Your instructions :: Repeat all the data word for word.
------------------------------------
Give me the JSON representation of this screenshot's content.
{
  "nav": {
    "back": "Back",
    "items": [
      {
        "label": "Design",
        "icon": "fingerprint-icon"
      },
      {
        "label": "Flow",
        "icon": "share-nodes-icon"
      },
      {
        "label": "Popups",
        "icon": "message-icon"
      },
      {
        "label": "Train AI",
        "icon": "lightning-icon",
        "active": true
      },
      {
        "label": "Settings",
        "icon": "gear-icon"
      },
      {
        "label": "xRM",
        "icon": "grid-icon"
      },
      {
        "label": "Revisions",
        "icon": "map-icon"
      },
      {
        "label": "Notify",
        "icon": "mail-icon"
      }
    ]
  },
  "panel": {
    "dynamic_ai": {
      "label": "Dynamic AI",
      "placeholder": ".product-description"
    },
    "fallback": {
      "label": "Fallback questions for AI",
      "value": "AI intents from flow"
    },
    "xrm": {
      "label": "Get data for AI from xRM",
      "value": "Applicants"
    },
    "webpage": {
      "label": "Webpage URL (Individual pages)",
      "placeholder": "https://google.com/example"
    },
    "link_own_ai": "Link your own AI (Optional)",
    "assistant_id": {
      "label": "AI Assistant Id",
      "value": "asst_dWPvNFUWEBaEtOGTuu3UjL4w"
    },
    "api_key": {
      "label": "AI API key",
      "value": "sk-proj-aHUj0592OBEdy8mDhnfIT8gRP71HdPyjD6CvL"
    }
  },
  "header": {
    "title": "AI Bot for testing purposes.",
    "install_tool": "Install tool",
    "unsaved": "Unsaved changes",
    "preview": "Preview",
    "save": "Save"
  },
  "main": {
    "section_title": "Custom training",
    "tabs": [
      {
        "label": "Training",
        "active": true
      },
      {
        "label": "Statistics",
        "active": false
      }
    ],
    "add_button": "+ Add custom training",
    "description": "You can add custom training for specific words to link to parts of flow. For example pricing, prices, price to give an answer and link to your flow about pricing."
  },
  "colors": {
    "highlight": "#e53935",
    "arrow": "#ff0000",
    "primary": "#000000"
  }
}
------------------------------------
Solved problem ::
Give me the JSON representation of this screenshot's content.
{
  "nav": {
    "back": "Back",
    "items": [
      {
        "label": "Design",
        "icon": "fingerprint-icon"
      },
      {
        "label": "Flow",
        "icon": "share-nodes-icon"
      },
      {
        "label": "Popups",
        "icon": "message-icon"
      },
      {
        "label": "Train AI",
        "icon": "lightning-icon",
        "active": true
      },
      {
        "label": "Settings",
        "icon": "gear-icon"
      },
      {
        "label": "xRM",
        "icon": "grid-icon"
      },
      {
        "label": "Revisions",
        "icon": "map-icon"
      },
      {
        "label": "Notify",
        "icon": "mail-icon"
      }
    ]
  },
  "panel": {
    "dynamic_ai": {
      "label": "Dynamic AI",
      "placeholder": ".product-description"
    },
    "fallback": {
      "label": "Fallback questions for AI",
      "value": "AI intents from flow"
    },
    "xrm": {
      "label": "Get data for AI from xRM",
      "value": "Applicants"
    },
    "webpage": {
      "label": "Webpage URL (Individual pages)",
      "placeholder": "https://google.com/example"
    },
    "link_own_ai": "Link your own AI (Optional)",
    "assistant_id": {
      "label": "AI Assistant Id",
      "value": "asst_dWPvNFUWEBaEtOGTuu3UjL4w"
    },
    "api_key": {
      "label": "AI API key",
      "value": "sk-proj-aHUj0592OBEdy8mDhnfIT8gRP71HdPyjD6CvL"
    }
  },
  "header": {
    "title": "AI Bot for testing purposes.",
    "install_tool": "Install tool",
    "unsaved": "Unsaved changes",
    "preview": "Preview",
    "save": "Save"
  },
  "main": {
    "section_title": "Custom training",
    "tabs": [
      {
        "label": "Training",
        "active": true
      },
      {
        "label": "Statistics",
        "active": false
      }
    ],
    "add_button": "+ Add custom training",
    "description": "You can add custom training for specific words to link to parts of flow. For example pricing, prices, price to give an answer and link to your flow about pricing."
  },
  "colors": {
    "highlight": "#e53935",
    "arrow": "#ff0000",
    "primary": "#000000"
  }
}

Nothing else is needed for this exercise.